So far we've had a chance to sample both diesel powertrains available from launch - the xDrive20d and 30d - and also the M40i.

BMW X3 xDrive20d: performance

The xDrive20d's 2.0-litre 190hp and 400Nm of torque make it plenty punchy enough for almost anything required of it during road driving, and it takes off quickly too – 0-62mph is achieved in 8.0 seconds but thanks to its all-wheel drive system it feels quicker than that off the mark.

There’s a decent spread of pull to accomplish overtakes with minimal fuss, and on the cars we’ve driven so far equipped with acoustic windows (a £110 option), it’s also incredibly hushed and smooth on the move.

BMW X3 dials diesel 2017

For most buyers, you really don't need anything more than this version of the X3 - the xDrive20d is such an accomplished all-rounder as it's smooth and refined, plenty powerful enough and returns decent fuel economy figures for the majority of the time. You're never left wanting for extra shove, even when you have passengers on board, and the eight-speed automatic is an excellent match with the engine, making swift gearchanges just when you need it to. 


The xDrive30d (286hp and 620Nm, 0-62mph in 5.8 seconds) successfully translates BMW’s ultimate driving machine ethos to the SUV segment. Its steering is relatively heavy, but precise, fast and crisply detailed, and the combination of relatively firm suspension and an all-wheel-drive system that feels predominantly rear-wheel biased provides both driver engagement and security on twisty roads.

This big-capacity diesel suits the X3 perfectly, with a smoothness far superior to smaller four-cylinder versions, and all the performance you’re likely to need, served from very low revs. The smooth, responsive eight-speed Sport Automatic gearbox enhances these strengths. Our biggest issue with this motor is the strength of the xDrive20d’s attributes. Why pay more when the cheaper engine is just as good in almost every meaningful way?

Driven: X3 M40i

The M40i takes performance a giant leap further, with a combination of musclebound acceleration and sticky roadholding that allows for incongruously rapid progress.

It's impressive, particularly the 3.0-litre engine’s blend of refinement with thumping 360hp/500Nm performance (making for 0-62mph in 4.8 seconds), but it does lose something of the xDrive30d’s fluidity in translation: the uprated steering feels less natural, the suspension more agitated.
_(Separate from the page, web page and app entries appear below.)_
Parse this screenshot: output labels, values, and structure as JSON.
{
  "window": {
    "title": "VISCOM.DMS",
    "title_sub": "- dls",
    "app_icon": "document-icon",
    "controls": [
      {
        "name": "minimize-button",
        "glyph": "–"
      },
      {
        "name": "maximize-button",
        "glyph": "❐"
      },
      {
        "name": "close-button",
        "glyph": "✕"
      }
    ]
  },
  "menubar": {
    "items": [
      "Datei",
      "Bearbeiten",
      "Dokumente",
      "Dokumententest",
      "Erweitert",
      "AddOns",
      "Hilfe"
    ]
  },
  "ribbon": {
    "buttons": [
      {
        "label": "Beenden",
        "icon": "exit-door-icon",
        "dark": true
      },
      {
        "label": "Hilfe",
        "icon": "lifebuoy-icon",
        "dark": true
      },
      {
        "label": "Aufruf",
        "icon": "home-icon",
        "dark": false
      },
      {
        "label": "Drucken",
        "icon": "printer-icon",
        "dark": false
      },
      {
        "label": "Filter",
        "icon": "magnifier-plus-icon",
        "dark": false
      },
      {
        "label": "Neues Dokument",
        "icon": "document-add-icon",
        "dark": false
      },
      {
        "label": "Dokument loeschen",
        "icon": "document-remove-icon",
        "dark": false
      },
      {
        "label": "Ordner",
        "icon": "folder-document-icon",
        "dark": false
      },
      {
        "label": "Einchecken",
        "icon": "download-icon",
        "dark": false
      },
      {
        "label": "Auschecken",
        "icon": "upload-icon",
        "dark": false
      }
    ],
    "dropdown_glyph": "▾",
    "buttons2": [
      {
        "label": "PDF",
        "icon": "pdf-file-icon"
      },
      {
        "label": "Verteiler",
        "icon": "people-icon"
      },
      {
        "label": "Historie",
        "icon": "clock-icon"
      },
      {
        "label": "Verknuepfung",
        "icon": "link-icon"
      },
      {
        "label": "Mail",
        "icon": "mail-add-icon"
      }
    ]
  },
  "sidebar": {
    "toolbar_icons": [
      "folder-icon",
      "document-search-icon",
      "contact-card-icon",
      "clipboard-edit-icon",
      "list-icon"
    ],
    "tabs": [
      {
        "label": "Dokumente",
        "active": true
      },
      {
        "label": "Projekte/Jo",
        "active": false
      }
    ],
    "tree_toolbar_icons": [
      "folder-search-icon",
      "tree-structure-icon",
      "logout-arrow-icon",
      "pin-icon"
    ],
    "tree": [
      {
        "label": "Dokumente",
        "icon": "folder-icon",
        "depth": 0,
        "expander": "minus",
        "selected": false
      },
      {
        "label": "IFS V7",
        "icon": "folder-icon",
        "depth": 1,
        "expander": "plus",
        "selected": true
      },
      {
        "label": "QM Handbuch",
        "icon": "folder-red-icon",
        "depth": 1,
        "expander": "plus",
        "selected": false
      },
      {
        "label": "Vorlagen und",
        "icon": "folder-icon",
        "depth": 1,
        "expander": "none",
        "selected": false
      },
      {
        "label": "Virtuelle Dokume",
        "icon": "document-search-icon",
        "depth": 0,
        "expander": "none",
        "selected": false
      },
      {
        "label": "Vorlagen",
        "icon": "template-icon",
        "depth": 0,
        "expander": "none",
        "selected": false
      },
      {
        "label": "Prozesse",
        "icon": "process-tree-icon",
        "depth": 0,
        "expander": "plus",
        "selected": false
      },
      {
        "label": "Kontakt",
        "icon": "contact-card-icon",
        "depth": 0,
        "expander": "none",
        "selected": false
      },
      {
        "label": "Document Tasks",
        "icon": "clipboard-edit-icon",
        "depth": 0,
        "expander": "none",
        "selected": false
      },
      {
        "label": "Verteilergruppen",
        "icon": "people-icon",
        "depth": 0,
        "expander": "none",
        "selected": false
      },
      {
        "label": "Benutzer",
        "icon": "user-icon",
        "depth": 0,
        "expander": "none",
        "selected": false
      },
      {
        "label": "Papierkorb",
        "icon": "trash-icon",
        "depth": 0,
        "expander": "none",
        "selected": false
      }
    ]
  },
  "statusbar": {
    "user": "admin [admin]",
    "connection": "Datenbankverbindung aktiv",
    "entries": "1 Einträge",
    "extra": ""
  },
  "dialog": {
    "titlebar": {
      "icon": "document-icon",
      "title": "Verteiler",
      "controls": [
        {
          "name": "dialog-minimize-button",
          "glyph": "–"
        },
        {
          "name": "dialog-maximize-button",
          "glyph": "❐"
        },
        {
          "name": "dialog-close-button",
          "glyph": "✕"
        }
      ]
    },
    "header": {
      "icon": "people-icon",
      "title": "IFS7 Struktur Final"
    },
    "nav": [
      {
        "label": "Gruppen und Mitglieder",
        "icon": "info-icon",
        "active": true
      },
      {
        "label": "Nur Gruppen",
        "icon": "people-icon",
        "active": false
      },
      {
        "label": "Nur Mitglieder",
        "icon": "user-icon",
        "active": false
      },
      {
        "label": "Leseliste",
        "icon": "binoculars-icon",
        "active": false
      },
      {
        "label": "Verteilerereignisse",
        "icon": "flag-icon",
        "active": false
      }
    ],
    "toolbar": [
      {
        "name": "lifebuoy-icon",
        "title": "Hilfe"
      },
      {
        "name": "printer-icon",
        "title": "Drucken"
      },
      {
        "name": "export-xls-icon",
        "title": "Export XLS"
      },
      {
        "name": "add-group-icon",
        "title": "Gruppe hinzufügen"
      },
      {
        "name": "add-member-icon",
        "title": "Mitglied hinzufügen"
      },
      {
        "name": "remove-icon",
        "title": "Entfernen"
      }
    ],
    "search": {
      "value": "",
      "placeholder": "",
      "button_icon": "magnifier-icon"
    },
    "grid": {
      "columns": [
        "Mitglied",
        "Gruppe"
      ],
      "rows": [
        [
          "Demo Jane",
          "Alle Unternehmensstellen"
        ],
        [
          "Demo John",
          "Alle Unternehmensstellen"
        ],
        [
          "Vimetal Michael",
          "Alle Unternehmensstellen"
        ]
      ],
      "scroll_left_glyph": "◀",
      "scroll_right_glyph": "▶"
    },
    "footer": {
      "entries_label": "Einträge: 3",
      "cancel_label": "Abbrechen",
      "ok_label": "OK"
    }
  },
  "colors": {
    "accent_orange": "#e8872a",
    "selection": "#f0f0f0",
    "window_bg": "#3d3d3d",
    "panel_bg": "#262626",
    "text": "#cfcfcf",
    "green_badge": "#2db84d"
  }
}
It’s a shame there isn’t another more relaxed six-cylinder petrol X3 to choose from – the yet-to-be-confirmed-for-Britain four-cylinder xDrive30i is the next step down..

Petrol xDrive20i

The xDrive20i, which boasts 184hp and 290Nm for a 0-62mph time of 8.3 seconds, has impressed in other BMW Group products, such as the MINI Cooper S Hatch, but we’ve yet to try it in the X3. 

Plug-in hybrid xDrive30e

Using the same plug-in hybrid drivetrain as the 330e saloon, the petrol engine in the xDrive30e develops 184hp and the electric motor produces 109hp. Total power output is 292hp.


It’ll come as no surprise to anyone remotely familiar with BMW that it’s among the best in its class to drive, with the handling especially accomplished. Despite its taller stance relative to the 5 Series it’s based on, the X3 doesn’t lean overly into bends and provides prodigious feedback to the driver as to what’s going on between the tyres and the road. All UK models feature xDrive all-wheel drive, and this provides titanic amounts of traction both in bends and when accelerating from a standstill.

So far we’ve only tried it on the optional adaptive suspension, which allows for Comfort and Sport drive modes, and found the contrast very impressive. There’s also an Adaptive function for the drive modes that allows the car to decide for itself based on your driving and information from the sat-nav, and again this has been incredibly well-engineered.

Off-road in the BMW X3

We were impressed with how it dealt with off-road situations. It's certainly as capable as it needs to be for the overwhelming majority of British car buyers. There's a bunch of off-roading kit installed such as Hill-Descent Control along with relatively deep approach and departure angles, meaning it'll tackle steep slopes without catching the front or rear bumpers.